> [PROBLEM TO WORK ON]
In the entries below, find every line with the string "accent" and copy it.

> [SOURCE RECORDS]
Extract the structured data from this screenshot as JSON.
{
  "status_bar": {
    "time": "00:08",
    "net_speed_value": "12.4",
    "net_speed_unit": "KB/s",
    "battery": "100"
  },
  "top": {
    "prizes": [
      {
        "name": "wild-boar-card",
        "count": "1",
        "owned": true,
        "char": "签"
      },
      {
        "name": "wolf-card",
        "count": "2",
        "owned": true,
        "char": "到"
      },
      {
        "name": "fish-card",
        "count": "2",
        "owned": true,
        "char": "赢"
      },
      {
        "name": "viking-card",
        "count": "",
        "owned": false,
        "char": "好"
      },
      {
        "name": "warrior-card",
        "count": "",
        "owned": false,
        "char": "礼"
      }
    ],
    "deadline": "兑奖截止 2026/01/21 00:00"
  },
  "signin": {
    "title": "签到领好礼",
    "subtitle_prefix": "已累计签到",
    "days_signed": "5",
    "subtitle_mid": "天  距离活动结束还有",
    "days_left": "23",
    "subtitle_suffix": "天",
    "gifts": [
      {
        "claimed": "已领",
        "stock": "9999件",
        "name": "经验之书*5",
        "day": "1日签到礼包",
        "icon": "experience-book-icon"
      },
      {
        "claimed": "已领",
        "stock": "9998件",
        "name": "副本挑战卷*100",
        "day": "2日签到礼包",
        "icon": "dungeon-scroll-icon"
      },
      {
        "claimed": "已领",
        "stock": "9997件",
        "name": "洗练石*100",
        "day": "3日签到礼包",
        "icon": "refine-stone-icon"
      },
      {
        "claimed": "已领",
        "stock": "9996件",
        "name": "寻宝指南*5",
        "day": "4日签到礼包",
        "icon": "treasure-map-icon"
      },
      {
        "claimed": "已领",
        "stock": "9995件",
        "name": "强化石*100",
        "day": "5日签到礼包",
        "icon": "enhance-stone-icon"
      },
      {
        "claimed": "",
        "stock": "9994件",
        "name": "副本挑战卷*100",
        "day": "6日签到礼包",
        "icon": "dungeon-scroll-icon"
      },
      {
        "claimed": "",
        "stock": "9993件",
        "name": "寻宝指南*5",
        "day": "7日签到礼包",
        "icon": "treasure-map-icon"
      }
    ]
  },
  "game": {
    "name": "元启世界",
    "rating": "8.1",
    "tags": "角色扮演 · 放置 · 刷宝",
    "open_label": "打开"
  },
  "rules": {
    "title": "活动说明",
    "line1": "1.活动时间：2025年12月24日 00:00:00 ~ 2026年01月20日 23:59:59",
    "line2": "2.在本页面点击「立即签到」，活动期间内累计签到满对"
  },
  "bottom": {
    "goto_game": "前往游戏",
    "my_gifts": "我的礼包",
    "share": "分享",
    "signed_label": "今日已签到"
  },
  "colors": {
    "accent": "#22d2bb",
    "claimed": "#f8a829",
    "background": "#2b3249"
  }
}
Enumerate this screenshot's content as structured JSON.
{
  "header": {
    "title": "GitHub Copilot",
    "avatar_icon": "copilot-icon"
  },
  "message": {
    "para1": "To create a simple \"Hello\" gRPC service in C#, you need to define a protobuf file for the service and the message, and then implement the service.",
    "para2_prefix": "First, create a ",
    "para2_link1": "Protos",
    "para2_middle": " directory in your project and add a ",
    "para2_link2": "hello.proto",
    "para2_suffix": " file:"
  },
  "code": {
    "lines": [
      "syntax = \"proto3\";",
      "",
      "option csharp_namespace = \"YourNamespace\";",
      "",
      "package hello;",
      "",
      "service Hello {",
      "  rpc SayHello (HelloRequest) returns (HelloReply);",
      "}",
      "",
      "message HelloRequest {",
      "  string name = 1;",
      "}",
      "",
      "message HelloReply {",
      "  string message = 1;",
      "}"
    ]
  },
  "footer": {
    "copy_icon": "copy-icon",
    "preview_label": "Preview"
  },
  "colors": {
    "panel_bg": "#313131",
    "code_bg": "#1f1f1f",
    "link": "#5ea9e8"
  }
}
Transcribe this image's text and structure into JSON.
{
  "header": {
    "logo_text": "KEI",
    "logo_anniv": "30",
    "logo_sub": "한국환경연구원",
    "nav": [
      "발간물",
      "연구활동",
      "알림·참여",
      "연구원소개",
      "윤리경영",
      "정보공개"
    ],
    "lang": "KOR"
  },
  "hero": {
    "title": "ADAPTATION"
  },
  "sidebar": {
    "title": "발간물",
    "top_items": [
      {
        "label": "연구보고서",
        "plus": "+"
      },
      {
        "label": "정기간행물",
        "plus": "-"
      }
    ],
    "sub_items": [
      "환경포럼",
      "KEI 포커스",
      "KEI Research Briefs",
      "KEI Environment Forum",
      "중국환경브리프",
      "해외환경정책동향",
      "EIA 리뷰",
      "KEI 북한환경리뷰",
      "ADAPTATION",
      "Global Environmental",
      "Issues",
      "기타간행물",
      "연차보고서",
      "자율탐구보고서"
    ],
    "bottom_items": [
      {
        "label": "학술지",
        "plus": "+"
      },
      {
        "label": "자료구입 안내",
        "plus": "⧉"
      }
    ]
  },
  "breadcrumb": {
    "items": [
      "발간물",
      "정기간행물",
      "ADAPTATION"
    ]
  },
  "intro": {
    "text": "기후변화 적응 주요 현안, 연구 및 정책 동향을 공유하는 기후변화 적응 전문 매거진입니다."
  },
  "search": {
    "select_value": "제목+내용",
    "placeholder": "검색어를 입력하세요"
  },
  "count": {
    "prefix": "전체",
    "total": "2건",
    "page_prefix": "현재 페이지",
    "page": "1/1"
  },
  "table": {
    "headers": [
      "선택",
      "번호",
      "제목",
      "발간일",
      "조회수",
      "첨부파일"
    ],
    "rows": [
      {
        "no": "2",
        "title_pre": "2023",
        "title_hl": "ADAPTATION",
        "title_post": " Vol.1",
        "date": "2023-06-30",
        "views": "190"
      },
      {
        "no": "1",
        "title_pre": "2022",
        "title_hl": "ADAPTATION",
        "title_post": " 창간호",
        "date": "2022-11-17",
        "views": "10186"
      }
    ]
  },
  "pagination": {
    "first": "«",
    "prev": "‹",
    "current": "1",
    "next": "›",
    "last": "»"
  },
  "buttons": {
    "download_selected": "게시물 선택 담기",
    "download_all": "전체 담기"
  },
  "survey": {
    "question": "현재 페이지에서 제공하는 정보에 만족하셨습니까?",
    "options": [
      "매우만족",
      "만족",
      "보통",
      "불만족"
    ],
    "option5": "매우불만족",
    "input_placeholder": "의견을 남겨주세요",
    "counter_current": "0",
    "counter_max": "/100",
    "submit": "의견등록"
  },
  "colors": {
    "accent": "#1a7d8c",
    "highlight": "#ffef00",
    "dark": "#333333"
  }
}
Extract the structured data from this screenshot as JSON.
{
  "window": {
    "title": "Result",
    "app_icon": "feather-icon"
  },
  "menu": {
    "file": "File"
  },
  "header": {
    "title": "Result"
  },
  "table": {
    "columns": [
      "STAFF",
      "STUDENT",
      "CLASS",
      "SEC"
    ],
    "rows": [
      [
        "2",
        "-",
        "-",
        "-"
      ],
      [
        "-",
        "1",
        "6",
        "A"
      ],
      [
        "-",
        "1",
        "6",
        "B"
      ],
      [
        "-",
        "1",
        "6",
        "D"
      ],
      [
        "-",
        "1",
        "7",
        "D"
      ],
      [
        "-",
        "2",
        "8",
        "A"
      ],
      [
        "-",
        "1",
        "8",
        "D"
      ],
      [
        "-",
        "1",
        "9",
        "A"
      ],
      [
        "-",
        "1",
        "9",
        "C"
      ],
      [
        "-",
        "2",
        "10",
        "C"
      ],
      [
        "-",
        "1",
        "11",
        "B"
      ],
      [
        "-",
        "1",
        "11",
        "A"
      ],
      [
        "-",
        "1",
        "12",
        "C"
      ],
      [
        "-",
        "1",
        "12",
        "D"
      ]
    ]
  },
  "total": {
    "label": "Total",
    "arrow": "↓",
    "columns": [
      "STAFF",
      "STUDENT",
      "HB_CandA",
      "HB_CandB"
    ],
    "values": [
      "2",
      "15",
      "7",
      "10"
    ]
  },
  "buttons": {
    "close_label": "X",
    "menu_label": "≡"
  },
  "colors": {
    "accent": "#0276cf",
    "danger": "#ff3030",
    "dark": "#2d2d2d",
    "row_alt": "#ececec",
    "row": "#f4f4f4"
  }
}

> [OUTPUT BELOW]
    "accent": "#22d2bb",
    "accent": "#1a7d8c",
    "accent": "#0276cf",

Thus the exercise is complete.